# Controlling motor speed with PID how to scale PWM to RPM and back

I want to control the speed of a motor using PID controller. My problem is, the valid PWM range I can set in my microcontroller is from 0 to 199 but I measure the speed of the motor (using an encoder) in range of ~50 to 6000 RPM.

How can I meaningfully interchange these values?

Example:

I set the target speed to 6000 when motor is at 0RPM. Then the PID starts and at that moment the error is 6000...so the PID gives maximum output which will be 32767. But I only can set the timer PWM from 0~200.

I am using the code in AVR221 application note and there every variable is signed integer (no floating points). My own micro controller is stm32 that can handle floating points efficiently I beleive.

No need to scale. You need to limit your PID controller output wit 0% and 99%, and find out what factors work best. There is I*R, all kinds of interference, acceleration, so voltage is not strictly related to speed. Actually sometimes it may seem like there is no relation at all. So you do PI or PID, and tune it. Best practice is to also use SI units everywhere, but not mandatory.

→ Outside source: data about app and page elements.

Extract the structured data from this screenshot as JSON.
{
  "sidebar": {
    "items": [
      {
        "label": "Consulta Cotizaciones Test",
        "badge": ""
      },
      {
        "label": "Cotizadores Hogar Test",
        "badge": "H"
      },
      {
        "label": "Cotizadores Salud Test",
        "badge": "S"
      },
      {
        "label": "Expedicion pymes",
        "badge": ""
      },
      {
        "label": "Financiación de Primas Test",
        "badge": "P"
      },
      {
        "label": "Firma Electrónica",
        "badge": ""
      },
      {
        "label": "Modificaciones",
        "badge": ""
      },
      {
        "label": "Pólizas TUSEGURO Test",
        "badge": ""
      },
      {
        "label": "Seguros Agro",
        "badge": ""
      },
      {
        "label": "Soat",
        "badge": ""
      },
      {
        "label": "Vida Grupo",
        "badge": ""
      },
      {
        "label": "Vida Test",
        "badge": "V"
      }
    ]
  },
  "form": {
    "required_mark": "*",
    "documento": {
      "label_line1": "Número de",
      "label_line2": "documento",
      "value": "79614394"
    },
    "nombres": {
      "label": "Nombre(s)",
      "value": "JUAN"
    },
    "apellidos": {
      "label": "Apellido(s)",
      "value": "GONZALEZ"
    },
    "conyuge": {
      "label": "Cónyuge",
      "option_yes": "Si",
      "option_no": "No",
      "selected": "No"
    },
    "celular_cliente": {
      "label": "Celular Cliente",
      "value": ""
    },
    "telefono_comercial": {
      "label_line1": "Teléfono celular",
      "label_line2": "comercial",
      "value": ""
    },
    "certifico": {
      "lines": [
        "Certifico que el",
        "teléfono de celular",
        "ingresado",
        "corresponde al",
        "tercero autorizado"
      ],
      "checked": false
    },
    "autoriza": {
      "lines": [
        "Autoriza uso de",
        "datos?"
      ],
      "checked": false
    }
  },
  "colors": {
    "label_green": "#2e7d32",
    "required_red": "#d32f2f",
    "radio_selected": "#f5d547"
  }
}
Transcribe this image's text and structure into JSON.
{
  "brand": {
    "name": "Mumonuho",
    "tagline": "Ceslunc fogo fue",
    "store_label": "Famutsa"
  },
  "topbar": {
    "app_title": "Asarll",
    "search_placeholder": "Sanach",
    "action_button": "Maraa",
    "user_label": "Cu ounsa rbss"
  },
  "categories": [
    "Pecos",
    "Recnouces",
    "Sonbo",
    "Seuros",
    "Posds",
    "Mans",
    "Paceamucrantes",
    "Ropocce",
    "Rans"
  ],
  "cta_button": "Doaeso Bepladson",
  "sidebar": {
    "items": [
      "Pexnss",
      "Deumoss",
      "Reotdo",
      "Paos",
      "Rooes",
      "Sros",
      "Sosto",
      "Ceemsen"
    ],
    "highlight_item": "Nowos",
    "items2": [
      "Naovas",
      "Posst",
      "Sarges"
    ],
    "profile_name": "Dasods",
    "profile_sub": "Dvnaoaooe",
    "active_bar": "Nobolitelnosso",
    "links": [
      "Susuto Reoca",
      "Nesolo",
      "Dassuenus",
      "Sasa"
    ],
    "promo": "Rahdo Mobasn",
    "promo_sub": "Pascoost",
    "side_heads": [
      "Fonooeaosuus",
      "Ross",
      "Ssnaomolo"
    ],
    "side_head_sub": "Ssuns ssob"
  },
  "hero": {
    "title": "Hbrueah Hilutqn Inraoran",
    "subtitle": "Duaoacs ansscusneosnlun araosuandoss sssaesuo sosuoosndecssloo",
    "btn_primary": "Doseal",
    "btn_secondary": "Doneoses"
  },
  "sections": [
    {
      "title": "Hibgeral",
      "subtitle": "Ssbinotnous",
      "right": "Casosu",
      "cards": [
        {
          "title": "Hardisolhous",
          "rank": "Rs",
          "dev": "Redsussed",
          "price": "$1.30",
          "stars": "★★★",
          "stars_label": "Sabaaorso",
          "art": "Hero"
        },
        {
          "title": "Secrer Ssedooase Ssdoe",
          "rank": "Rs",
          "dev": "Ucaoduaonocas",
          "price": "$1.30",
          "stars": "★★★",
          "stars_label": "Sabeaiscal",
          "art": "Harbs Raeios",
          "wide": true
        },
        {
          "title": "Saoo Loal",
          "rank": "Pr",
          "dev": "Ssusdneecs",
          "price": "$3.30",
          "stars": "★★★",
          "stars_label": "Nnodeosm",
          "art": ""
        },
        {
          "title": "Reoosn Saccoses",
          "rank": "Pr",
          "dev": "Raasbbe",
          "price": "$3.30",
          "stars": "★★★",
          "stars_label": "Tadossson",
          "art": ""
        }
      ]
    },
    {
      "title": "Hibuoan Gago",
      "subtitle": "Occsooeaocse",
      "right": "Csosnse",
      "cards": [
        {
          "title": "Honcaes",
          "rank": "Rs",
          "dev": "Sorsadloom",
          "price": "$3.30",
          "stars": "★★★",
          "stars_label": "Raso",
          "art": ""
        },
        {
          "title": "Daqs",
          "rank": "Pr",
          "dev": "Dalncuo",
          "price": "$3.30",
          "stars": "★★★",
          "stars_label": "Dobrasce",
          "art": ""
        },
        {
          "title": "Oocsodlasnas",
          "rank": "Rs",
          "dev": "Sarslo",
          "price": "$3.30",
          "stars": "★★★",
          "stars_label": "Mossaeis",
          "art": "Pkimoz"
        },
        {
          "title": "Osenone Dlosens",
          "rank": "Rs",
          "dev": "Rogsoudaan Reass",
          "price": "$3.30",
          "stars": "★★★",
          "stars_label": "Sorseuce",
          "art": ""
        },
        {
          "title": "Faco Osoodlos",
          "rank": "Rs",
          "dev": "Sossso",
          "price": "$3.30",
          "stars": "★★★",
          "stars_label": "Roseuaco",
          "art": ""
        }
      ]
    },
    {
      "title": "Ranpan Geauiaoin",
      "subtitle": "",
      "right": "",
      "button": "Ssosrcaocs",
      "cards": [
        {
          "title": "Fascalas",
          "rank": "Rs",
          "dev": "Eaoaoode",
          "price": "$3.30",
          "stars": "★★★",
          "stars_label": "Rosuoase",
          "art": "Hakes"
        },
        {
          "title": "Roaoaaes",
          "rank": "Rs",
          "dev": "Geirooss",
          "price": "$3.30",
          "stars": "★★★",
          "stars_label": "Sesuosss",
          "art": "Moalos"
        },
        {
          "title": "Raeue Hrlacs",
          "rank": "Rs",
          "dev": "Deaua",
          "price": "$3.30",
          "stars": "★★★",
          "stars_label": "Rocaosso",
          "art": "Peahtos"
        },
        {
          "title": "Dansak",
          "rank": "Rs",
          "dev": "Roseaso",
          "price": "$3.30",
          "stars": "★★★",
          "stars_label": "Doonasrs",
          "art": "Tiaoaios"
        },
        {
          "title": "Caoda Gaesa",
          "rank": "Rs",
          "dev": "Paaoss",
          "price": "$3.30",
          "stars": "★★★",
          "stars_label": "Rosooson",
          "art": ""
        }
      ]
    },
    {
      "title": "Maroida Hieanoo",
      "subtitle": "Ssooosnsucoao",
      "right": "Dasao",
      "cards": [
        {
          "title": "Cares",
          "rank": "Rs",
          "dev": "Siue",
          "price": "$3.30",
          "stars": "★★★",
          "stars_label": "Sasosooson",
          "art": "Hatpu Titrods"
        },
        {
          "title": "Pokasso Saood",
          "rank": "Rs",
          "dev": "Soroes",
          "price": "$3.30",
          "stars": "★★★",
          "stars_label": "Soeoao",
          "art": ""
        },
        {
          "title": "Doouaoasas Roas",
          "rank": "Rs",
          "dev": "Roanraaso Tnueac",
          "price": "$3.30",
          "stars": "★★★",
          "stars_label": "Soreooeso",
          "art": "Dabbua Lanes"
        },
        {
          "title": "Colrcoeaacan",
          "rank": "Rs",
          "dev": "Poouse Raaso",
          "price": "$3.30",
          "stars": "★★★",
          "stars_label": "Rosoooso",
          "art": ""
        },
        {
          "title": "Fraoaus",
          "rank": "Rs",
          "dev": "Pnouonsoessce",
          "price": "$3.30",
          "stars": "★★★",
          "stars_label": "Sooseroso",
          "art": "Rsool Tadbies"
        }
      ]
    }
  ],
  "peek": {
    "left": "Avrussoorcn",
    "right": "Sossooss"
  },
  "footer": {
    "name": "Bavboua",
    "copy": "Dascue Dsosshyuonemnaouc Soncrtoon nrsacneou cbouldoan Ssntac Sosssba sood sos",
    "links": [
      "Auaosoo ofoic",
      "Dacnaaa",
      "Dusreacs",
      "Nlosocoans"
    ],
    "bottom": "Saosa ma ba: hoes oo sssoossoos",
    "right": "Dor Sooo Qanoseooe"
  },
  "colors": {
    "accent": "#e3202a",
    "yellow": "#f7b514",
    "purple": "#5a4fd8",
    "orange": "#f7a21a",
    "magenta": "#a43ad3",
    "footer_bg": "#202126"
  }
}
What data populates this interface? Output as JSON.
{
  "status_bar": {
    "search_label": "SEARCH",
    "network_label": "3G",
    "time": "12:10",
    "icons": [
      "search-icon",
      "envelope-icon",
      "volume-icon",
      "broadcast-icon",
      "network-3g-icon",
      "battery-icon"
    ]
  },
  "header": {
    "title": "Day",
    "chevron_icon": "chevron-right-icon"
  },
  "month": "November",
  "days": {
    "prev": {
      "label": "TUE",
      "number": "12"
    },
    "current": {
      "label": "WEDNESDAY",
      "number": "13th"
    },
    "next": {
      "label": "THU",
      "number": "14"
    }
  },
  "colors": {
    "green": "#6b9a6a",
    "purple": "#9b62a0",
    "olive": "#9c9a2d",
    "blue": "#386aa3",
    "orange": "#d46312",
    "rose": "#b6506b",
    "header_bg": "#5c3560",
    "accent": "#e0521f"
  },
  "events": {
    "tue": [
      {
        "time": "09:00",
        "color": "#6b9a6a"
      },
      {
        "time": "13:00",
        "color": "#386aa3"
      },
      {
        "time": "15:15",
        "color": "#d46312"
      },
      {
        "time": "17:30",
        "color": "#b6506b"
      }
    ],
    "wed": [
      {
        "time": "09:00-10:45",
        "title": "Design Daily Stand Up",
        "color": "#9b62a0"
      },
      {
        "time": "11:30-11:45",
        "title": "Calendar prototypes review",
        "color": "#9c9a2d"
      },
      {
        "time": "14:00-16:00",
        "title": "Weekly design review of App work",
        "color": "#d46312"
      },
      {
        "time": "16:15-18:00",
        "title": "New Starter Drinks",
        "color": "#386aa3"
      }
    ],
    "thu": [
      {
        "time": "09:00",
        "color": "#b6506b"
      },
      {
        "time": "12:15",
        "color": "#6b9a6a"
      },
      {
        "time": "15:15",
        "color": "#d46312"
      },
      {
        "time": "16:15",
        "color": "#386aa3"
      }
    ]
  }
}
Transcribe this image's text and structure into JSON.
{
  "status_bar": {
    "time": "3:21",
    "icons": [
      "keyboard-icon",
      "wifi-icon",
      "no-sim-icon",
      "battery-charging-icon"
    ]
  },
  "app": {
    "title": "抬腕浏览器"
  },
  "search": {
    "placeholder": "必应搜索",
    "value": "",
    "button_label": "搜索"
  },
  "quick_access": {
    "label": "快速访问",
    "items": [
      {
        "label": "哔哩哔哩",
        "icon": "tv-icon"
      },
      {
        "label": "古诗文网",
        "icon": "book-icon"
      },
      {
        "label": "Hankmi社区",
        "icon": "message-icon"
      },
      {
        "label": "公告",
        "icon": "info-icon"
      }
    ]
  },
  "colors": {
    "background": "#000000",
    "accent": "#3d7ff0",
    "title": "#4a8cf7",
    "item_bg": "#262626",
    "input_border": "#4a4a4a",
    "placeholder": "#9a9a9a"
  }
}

By the way, and this is very important. You must build motion profile. Which in case of velocity control means you have to gradually raise the velocity according to acceleration. Otherwise you will get overshoots and very unstable behavior, or poor control if you will lower your gain to calm system down.

• Instead of "you need to limit your PID controller output wit 0% and 99%", I would formulate as "use the output of the PID controller, clamped between 0 and 199". I think it makes it more clear, and more specific to OP's case.
– dim
Commented Jun 28, 2018 at 9:53
• Maybe. Hope he is independent enough to research the topic further by himself
– user76844
Commented Jun 28, 2018 at 9:59
• @GregoryKornblum "By the way, and this is very important. You must build motion profile. Which in case of velocity control means you have to gradually raise the velocity according to acceleration. Otherwise you will get overshoots and very unstable behavior, or poor control if you will lower your gain to calm system down." Commented Apr 26, 2021 at 13:47
• @GregoryKornblum Hi, I know this an old question but would like to ask you something. I am working on a PID to PWM and having some trouble, and when I read what you wrote in the above comment, I have a question. Are you suggesting that every scan cycle of the PID loop, that the rate of change of the PWM duty cycle is capped to a max rate of change? I have trouble with excessive overshoot no matter what I do, and I think my PID loop time is maybe too slow, but what you have mentioned could be one way to fix this issue? Commented Apr 26, 2021 at 13:50
• @David777 no, this is not what i say. But to answer your question I need to better understand what you are doing.
– user76844
Commented Apr 26, 2021 at 19:07

Usually the output of a PID function is a number between 0.0 and 1.0 (0-100%), you can multiply this by your timer period to get the duty cycle value.

But if you use integer mathematics, the output of your PID function is -32768 to 32767, then you have -1.0 to 1.0 with 1/32767 resolution.

In your case, divide the signed 16 bit output by 163.

The PID output is basically the required increase in POWER to plot a path to the required set point - think of a cruise control on a car, as speed drops below setpoint, more accelerator is fed in. The torque curve on most DC motors follows a parabolic shape, so at high and low RPM's your "accelerator" input needs to be scaled up accordingly. Torque curves change with input voltage of course, so a good idea to help stabilise the system would be to use a voltage regulator, that will help eliminate at least one moving target from the system.

PWM does not change speed of a motor directly, it changes the voltage across the motor, while maintaining the torque. The only way to translate PWM duty cycle to speed of a motor reliably and accurately, is to do a graph yourself. I'd say do at least 5 points, and plot speed against duty cycle in a graph.

• I don't get it. At the end I have to change the PWM value to change the speed, so how that graph would help? Commented Jun 28, 2018 at 8:42
• You set PWM to 20%, 40%, 60%, 80%, 100% in turn, and measure the speed of the motor. That will then let you plot a graph to show the relationship of PWM to motor speed. Commented Jun 28, 2018 at 8:52
• That would not be the solution...because of the variation in the BUS voltage to the motor that graph would be meaningless. e.g. one day its 12V and another day its 11V ... worse if on batteries Commented Jun 28, 2018 at 9:00
• Oh right, so the input to the motor varies all over the place! That does make it more complicated: you therefore need to have a simple control loop in the software controlling it. You will need to feed in the desired speed, and either the current speed or the feed in voltage. Then put it through a control algorithm, you can probably just use proportional control unless your set up is charging very quickly. Commented Jun 28, 2018 at 9:34